Exercise
Keep every line in which "common" occurs and drop the rest of the data.

Provided material
- - - - -
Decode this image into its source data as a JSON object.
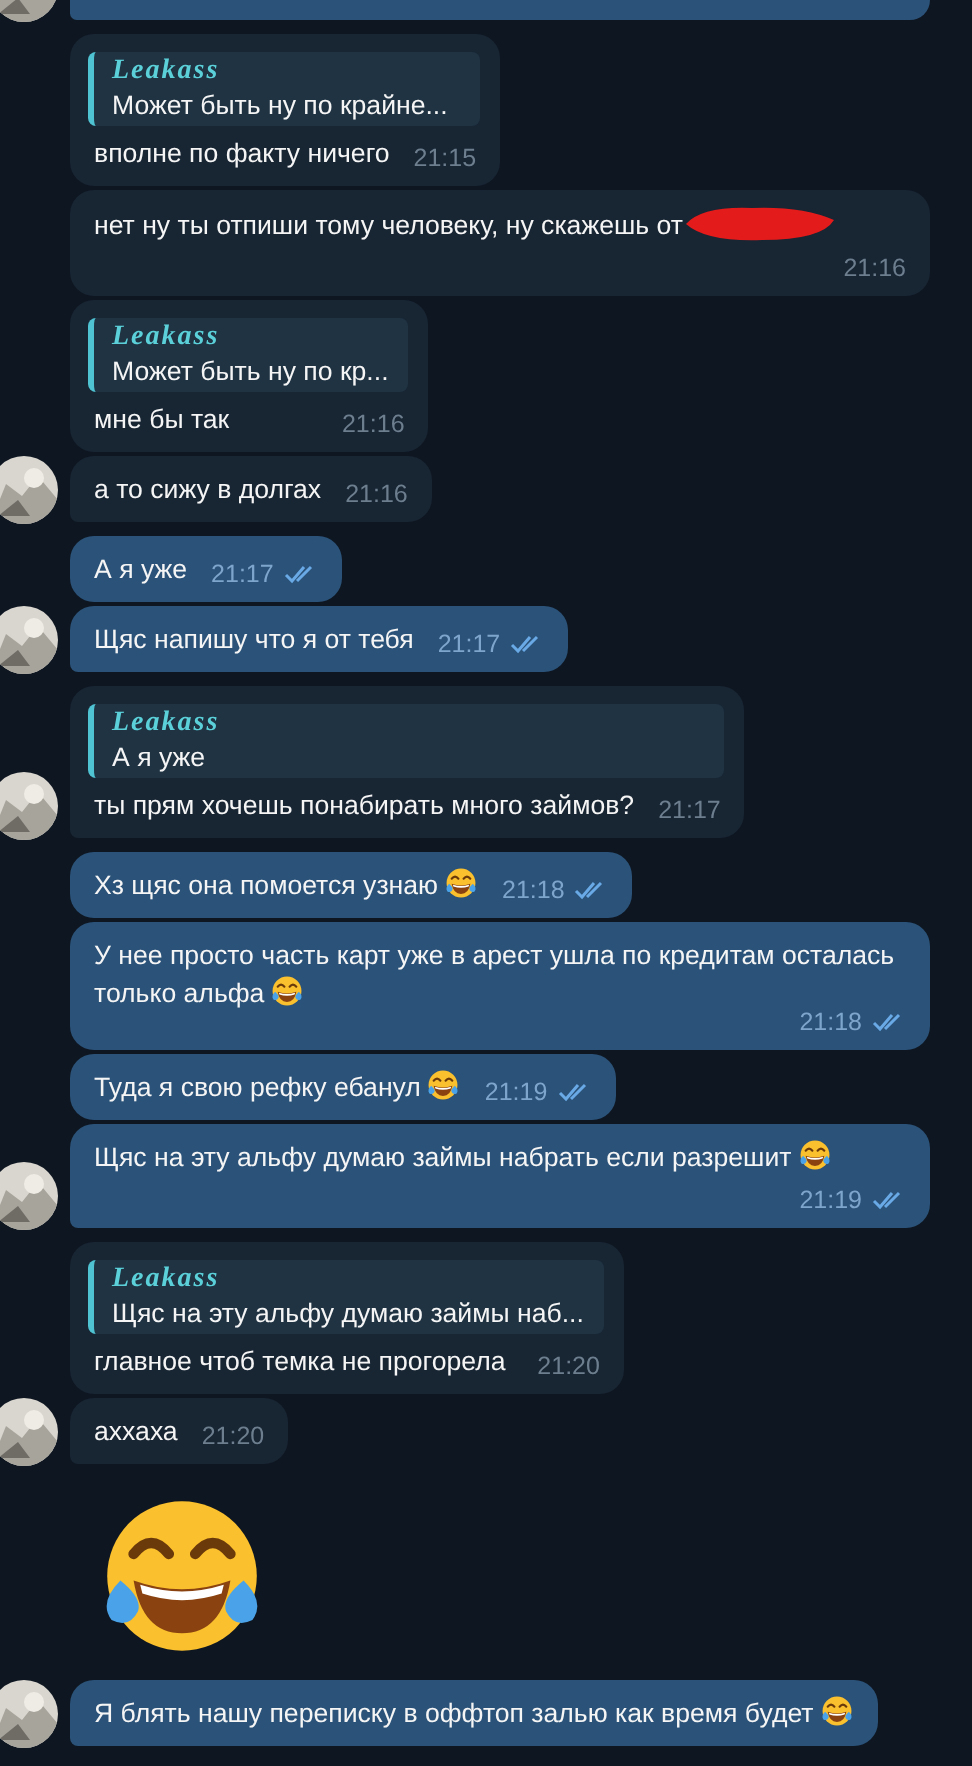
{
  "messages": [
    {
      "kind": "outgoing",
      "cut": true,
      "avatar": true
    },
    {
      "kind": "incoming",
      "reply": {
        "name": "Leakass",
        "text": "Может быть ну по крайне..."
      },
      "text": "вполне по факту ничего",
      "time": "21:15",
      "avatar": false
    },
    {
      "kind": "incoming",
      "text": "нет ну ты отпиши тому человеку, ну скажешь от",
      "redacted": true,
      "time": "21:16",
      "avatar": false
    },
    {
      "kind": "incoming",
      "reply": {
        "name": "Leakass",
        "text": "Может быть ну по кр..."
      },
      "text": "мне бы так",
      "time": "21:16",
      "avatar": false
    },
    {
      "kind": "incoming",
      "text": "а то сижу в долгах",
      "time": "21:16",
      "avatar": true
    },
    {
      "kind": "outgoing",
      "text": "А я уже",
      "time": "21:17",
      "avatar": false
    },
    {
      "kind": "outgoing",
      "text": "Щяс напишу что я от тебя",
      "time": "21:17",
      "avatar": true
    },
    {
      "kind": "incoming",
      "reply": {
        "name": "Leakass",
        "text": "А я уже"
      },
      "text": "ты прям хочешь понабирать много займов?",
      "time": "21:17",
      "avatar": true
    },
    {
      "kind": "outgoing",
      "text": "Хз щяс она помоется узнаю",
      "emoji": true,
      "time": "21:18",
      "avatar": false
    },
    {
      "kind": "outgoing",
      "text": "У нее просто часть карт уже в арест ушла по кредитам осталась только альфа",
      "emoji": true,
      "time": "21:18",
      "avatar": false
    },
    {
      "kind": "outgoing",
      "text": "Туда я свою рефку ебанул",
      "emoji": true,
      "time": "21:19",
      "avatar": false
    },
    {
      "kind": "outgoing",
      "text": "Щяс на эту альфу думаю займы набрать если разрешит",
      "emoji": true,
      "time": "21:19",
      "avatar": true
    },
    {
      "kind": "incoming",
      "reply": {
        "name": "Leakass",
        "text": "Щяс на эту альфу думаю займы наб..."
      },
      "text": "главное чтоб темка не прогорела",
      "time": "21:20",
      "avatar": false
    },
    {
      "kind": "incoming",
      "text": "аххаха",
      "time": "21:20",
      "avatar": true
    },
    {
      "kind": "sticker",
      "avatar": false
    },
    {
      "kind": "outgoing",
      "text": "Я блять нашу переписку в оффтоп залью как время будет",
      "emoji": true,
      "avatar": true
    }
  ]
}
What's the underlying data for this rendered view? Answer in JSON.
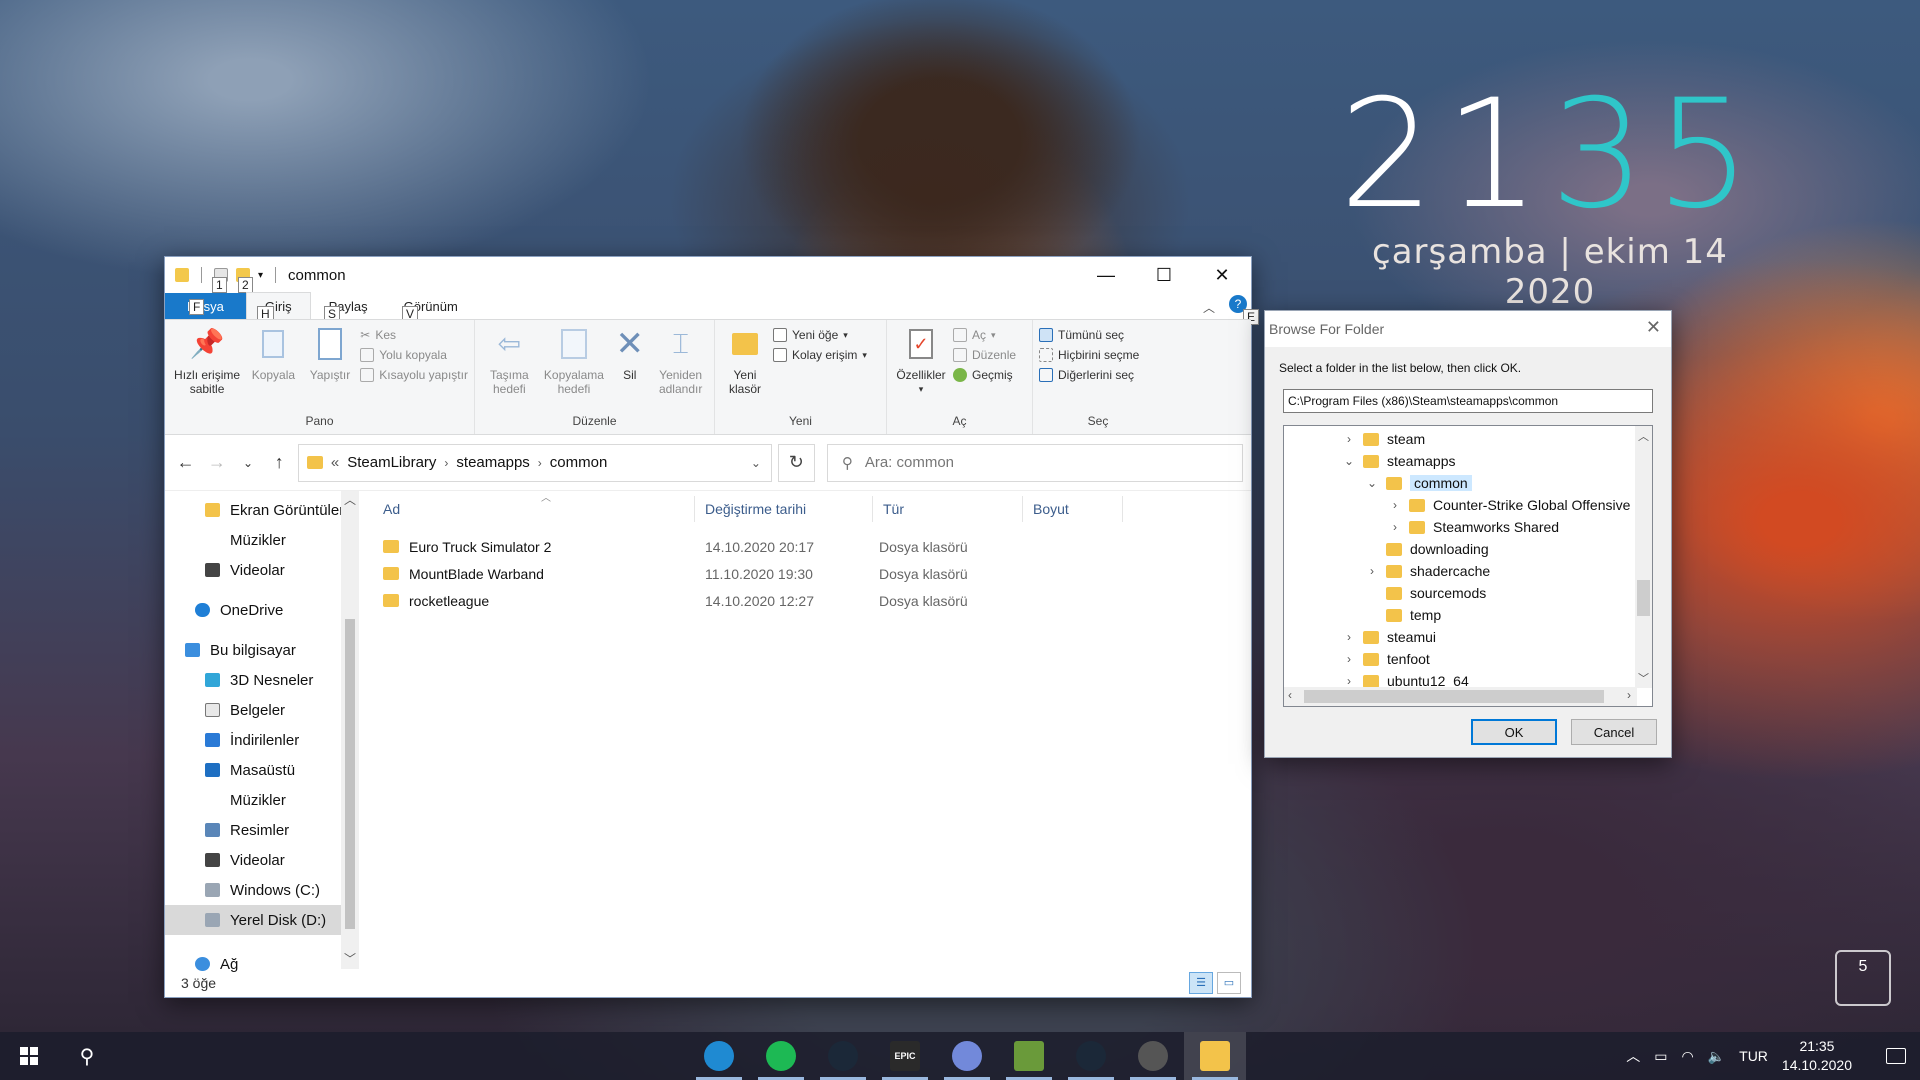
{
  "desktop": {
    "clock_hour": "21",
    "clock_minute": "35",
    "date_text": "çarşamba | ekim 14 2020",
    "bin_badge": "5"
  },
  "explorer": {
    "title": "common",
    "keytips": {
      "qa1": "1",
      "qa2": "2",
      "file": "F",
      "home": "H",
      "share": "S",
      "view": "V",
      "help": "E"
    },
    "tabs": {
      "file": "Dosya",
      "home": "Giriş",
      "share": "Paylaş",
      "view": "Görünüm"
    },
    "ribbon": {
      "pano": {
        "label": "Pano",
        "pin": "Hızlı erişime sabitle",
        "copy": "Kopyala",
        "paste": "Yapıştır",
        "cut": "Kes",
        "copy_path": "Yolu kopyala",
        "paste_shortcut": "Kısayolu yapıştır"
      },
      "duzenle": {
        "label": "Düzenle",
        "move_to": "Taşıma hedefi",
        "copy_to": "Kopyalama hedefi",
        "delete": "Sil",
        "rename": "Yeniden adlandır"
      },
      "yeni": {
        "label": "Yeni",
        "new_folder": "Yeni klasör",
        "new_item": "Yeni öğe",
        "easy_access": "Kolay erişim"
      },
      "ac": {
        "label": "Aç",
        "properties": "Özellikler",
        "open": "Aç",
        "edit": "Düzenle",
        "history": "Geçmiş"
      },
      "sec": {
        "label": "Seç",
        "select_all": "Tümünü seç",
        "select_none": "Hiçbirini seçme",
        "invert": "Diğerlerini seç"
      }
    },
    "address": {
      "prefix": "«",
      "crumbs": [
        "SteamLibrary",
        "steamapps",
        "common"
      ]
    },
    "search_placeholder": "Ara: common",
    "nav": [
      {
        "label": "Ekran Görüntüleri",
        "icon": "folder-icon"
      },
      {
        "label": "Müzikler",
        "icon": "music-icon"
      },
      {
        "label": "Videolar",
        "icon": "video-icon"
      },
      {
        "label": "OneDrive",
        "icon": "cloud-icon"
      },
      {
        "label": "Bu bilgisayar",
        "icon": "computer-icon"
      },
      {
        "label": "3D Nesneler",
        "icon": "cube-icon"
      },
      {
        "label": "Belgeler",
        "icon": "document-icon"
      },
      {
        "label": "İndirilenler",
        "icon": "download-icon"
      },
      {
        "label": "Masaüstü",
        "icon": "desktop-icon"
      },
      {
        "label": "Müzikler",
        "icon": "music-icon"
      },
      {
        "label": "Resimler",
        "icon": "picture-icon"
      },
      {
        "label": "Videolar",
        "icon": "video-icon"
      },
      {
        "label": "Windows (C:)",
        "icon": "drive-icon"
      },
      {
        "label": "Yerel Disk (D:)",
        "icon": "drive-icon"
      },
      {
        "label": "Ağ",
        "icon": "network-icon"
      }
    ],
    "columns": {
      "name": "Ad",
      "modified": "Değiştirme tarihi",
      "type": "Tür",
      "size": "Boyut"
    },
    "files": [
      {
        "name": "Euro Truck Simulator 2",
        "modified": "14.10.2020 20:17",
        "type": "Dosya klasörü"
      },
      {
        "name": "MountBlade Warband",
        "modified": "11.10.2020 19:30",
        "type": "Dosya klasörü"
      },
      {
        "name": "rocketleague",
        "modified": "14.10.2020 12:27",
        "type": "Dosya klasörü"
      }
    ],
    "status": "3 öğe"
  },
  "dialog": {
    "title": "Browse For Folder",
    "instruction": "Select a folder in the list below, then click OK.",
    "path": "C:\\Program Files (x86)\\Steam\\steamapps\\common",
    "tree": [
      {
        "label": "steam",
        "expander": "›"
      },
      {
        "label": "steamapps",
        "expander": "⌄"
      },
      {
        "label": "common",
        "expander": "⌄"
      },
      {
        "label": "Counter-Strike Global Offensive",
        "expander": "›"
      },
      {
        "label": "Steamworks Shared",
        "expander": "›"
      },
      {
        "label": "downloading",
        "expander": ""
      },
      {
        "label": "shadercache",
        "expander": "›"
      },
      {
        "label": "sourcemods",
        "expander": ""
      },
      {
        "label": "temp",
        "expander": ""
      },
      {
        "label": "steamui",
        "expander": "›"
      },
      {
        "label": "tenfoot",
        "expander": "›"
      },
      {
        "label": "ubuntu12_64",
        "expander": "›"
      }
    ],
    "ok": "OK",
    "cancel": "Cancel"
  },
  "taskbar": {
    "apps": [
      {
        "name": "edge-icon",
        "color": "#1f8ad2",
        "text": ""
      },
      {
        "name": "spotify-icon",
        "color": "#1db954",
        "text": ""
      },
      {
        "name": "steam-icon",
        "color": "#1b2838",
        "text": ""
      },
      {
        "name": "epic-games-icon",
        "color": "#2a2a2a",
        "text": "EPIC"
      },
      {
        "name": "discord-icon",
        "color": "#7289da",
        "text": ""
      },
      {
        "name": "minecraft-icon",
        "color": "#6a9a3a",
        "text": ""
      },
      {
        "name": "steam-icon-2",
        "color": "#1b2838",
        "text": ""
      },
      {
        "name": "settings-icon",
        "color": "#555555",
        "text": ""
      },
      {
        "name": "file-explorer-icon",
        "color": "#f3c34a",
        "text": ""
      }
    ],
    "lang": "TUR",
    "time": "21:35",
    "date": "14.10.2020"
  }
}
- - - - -
Answer to this exercise
    "title": "common",
        "common"
    "search_placeholder": "Ara: common",
    "path": "C:\\Program Files (x86)\\Steam\\steamapps\\common",
        "label": "common",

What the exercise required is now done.